Swarmers often gather around windows and doors because they are attracted to the light. Winged termites seen coming out of the base of a foundation wall or adjoining porches and patios is another sign that an infestation is brewing. The presence of “mud tunnels” along the inside and outside of a foundation is another sign of termites.

Termite Home Remedies

Before attempting home remedies for termites, it is important to identify the damage, and then take swift action. Below you will find a couple of suggestions to treat a termite problem in your home:

a) Screwdriver and Flashlight:

Identifying a termite problem is not always easy, especially if you don’t know the common signs of an infestation. With a flashlight and screwdriver in hand, go to your basement or crawlspace. Use the butt end of your screwdriver to tap on any wood materials. If the wood sounds hollow, you may have found termite damage. Continue by tapping floor beams, support beams, pillars, and wall boards. If you spot a hole, stick the screwdriver tip inside. If it goes in easily, termites could have caused the hole. Also keep an eye out for mud tunnels (or tubes), termite droppings (reddish brown, black, or tan in color), and insect wings.

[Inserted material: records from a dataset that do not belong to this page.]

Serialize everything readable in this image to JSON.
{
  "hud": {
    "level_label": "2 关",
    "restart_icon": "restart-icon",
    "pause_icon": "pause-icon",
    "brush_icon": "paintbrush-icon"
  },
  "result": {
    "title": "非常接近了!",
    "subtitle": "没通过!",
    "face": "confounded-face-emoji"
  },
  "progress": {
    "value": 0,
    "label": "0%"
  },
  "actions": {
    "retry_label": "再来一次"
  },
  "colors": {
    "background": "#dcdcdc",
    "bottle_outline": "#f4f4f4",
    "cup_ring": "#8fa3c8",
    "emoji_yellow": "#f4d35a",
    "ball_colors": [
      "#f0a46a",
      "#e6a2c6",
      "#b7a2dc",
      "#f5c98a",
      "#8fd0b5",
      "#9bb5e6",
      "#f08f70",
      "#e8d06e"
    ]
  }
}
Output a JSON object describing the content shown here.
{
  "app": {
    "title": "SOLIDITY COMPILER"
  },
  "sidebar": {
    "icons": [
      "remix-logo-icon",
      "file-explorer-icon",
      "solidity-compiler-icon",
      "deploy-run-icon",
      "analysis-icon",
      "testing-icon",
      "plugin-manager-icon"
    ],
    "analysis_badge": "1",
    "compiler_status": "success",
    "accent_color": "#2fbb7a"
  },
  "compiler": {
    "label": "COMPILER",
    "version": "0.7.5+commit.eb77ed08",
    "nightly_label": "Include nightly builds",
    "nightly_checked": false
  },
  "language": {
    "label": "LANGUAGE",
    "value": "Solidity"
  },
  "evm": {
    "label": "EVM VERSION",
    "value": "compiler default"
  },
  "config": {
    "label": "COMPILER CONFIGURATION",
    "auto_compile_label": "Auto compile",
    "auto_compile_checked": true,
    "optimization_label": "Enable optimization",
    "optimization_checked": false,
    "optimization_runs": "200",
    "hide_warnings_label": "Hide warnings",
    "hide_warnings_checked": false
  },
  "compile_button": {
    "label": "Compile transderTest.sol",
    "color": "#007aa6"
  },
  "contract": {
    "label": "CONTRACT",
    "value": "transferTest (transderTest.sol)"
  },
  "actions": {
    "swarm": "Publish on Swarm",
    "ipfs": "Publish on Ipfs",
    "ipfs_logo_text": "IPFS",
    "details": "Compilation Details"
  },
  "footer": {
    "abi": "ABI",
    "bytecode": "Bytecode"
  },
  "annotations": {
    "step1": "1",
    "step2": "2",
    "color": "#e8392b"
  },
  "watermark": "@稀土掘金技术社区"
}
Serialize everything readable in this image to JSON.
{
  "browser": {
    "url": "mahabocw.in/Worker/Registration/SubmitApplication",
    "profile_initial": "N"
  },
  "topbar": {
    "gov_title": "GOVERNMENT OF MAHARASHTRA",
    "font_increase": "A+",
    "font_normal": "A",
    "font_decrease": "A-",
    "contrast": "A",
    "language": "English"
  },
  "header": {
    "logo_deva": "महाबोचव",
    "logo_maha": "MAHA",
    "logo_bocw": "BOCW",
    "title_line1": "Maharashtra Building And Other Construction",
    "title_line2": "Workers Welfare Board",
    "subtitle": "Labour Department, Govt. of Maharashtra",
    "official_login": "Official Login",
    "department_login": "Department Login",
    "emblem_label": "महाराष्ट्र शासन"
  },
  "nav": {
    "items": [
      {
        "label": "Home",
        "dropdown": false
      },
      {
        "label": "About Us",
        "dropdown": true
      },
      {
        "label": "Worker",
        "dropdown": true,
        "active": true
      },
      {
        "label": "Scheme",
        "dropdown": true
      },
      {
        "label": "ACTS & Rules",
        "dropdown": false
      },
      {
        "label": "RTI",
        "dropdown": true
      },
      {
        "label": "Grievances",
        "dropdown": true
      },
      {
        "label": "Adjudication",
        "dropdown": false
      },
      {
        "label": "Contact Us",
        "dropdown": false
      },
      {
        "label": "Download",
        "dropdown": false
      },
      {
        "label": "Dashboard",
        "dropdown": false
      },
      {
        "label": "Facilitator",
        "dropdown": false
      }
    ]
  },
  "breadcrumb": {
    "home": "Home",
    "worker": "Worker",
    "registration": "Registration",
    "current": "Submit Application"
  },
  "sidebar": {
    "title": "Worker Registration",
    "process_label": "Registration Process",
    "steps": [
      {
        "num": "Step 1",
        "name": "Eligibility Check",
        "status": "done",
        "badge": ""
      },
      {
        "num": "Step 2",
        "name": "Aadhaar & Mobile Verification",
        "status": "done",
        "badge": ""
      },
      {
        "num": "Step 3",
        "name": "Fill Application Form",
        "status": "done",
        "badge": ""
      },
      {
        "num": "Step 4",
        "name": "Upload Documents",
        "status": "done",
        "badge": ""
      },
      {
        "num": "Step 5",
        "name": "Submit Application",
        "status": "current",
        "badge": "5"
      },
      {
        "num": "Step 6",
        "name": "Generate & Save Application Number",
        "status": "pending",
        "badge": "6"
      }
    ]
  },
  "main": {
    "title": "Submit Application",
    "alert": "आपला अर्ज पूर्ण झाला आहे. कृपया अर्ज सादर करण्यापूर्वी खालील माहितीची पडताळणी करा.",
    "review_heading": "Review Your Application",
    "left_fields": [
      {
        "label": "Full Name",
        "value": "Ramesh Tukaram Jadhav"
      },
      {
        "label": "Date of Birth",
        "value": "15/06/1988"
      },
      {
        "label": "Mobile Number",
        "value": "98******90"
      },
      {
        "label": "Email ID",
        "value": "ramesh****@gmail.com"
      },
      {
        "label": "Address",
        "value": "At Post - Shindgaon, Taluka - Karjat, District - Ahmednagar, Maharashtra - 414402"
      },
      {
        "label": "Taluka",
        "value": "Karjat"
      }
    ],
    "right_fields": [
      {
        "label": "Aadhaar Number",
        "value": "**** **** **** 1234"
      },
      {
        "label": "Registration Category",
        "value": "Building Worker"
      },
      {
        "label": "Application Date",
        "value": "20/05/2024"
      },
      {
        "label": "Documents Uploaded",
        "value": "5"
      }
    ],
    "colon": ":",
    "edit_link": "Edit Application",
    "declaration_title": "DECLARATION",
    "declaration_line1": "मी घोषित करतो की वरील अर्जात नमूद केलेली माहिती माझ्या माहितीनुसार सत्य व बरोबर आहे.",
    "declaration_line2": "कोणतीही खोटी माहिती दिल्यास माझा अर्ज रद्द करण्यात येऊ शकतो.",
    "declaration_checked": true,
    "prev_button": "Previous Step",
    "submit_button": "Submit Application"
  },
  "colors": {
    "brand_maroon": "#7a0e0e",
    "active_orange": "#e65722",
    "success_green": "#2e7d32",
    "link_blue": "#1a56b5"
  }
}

b) Seal Out Termites:

A caulking gun and sealant can keep termite intruders out of your home. Seal all cracks, gaps, and holes – especially doors and window frames. Don’t forget to fill in cracks in the foundation. Also, fill in the gaps around wires, cables, and outdoor faucets.

c) Chicken Wire:

Use fine chicken wire or another screen material to cover vents, air filters, and other larger openings that lead inside your home.

d) Boric Acid:

One of the most common pest control options is boric acid because it dries out the body of insects. Place in termite holes, surrounding soil, and other gathering spots.

e) Clean Your Gutters:

Gutters that fill with water and other materials can attract termites. Wet organic material that collects in gutters makes a tasty meal for termites. It is important to remove sources of water close to your home.

f) Reduce Moisture:

Termites need moisture to survive. Make sure you fix leaky basement pipes, water fixtures, and reduce humidity and moisture throughout your home.

g) Seek and Destroy Mud Tunnels:

Subterranean termites (the most prevalent species in North America) require constant access to water. If they are denied, their thin skin shrivels in dry air conditions. Above the ground, the termites build mud tunnels that shelter them from the wind and provide humidity. Some homeowners have found these “tunnels” in their homes (such as their basement). Destroy the tunnels to reduce termite access to your home.

h) Remove Wood Debris:

If termites dine on wood, then it’s probably a good idea to remove sources of food from the outside of your home. Clear out brush piles, remove any logs lying around, relocate woodpiles away from your house, and reconsider your use of wood mulch close to the home. Situate wood six inches off of the ground to deter termite activity.

i) Careful Hose Habits:

When watering your garden or yard, avoid hitting materials made out of wood, such as a shed, garage, pile of logs, wooden fence, and the sides of your house.

j) Cardboard:

Since termites are attracted to the cellulose in cardboard, the material makes a decent trap for the insects. Spray three or more flat pieces of cardboard with water, and stack the cardboard together. Place the trap close to termite activity and allow it to sit. After a few days have passed, take the trap outside and immediately burn it. This home remedy for termites will help cut down on their numbers.

k) Non-Wood Materials:

When building a new addition to your home, avoid using wood and opt for materials that do not attract termites, such as cement, brick, and stone. If you must use wood, there are kinds less desirable to the insects, such as cedar, redwood, and juniper.


[1] http://www.termiteinstitute.com/content/overview-what-is-a-termite.asp